Items from an interface collection:

________

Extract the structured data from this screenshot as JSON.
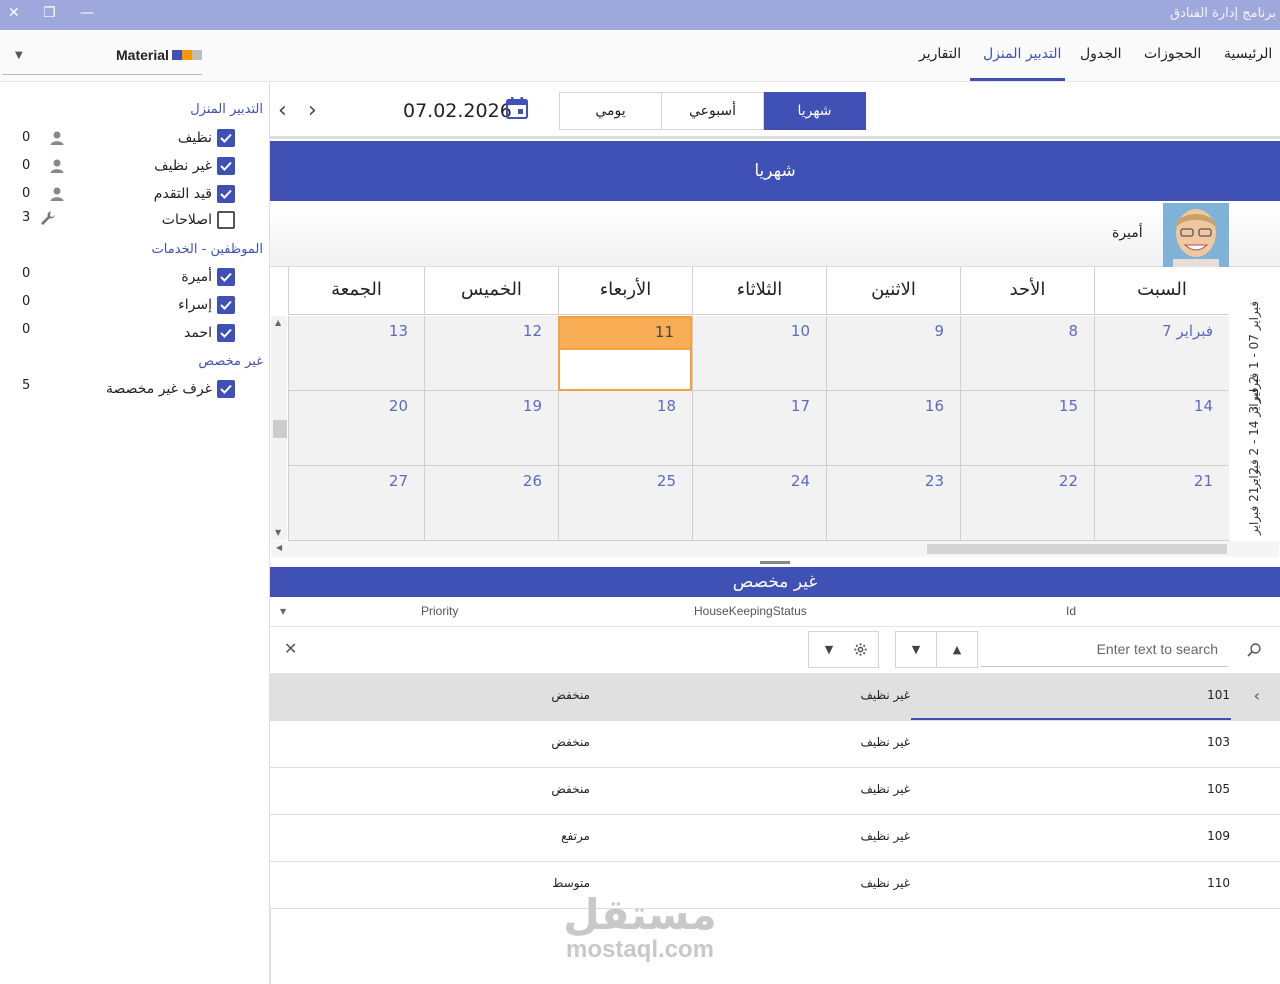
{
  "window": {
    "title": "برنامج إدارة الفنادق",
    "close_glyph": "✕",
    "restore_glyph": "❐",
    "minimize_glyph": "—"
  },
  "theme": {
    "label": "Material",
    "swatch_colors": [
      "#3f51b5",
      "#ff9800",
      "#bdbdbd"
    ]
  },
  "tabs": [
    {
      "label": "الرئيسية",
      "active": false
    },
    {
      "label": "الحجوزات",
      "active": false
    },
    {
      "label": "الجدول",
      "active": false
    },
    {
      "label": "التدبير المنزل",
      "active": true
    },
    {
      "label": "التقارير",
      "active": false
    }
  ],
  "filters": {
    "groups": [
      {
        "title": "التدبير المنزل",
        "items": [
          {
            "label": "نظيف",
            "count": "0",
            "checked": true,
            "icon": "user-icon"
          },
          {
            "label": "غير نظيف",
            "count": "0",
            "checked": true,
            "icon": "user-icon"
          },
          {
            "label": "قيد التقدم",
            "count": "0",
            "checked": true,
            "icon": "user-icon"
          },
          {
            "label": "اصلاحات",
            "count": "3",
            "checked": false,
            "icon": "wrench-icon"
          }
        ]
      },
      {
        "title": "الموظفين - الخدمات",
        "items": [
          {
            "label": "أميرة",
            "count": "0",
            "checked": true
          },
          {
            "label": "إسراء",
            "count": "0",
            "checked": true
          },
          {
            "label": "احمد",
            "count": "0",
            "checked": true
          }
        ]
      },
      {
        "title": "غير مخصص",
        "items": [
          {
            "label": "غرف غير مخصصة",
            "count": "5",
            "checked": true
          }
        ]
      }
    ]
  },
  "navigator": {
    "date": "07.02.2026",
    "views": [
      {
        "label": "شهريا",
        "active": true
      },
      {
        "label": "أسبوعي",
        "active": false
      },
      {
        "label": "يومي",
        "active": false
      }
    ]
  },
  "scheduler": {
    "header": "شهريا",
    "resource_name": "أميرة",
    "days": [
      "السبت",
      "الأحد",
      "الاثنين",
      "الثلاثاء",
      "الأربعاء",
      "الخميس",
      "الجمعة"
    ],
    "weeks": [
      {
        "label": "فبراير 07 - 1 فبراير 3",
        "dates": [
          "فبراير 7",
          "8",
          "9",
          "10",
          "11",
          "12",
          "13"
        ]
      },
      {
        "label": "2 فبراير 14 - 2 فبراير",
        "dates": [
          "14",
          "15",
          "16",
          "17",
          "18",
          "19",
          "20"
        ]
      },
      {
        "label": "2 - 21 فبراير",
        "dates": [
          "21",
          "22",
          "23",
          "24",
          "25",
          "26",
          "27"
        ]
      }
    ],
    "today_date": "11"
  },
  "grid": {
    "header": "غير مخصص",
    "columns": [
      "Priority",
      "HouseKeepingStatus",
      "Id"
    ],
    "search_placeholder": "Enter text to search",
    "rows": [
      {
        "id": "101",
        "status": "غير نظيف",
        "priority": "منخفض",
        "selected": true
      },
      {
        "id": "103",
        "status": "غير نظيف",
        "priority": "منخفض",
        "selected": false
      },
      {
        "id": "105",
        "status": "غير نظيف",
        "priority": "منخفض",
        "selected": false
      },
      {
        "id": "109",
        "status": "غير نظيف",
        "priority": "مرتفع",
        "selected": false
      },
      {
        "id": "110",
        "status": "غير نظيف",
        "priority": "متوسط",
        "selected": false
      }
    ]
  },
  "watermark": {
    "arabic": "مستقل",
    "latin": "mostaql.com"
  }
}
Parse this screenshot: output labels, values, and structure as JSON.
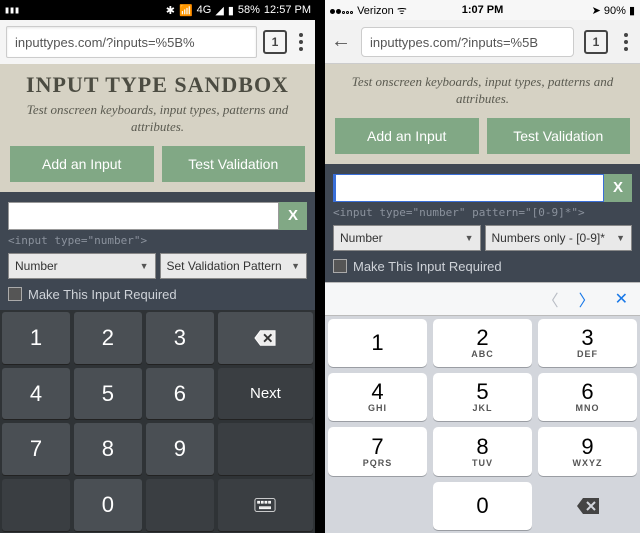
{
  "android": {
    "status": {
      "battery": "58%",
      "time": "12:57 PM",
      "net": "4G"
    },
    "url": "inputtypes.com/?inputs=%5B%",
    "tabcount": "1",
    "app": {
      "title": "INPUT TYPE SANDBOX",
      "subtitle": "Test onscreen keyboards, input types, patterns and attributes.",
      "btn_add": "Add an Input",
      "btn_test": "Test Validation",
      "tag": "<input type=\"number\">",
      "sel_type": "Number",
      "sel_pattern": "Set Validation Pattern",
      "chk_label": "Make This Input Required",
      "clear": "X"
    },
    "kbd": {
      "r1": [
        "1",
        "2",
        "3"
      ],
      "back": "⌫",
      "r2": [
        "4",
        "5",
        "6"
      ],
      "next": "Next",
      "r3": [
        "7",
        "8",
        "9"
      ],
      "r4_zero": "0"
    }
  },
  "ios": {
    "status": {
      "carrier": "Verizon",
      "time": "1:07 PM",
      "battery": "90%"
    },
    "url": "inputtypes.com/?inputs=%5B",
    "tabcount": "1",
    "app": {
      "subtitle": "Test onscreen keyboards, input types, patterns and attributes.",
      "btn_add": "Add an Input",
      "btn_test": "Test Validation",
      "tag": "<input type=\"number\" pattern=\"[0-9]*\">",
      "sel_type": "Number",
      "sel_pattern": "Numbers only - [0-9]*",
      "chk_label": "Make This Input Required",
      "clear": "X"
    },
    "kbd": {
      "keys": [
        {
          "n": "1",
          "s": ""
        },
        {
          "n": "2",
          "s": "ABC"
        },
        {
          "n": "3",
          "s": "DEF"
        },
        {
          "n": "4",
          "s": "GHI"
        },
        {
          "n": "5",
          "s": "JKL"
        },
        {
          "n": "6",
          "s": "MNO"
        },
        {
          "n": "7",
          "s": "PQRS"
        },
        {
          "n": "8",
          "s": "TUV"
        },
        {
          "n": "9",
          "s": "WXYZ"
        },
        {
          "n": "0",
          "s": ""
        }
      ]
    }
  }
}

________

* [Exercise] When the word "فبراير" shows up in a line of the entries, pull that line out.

* [Answer space]
        "label": "فبراير 07 - 1 فبراير 3",
          "فبراير 7",
        "label": "2 فبراير 14 - 2 فبراير",
        "label": "2 - 21 فبراير",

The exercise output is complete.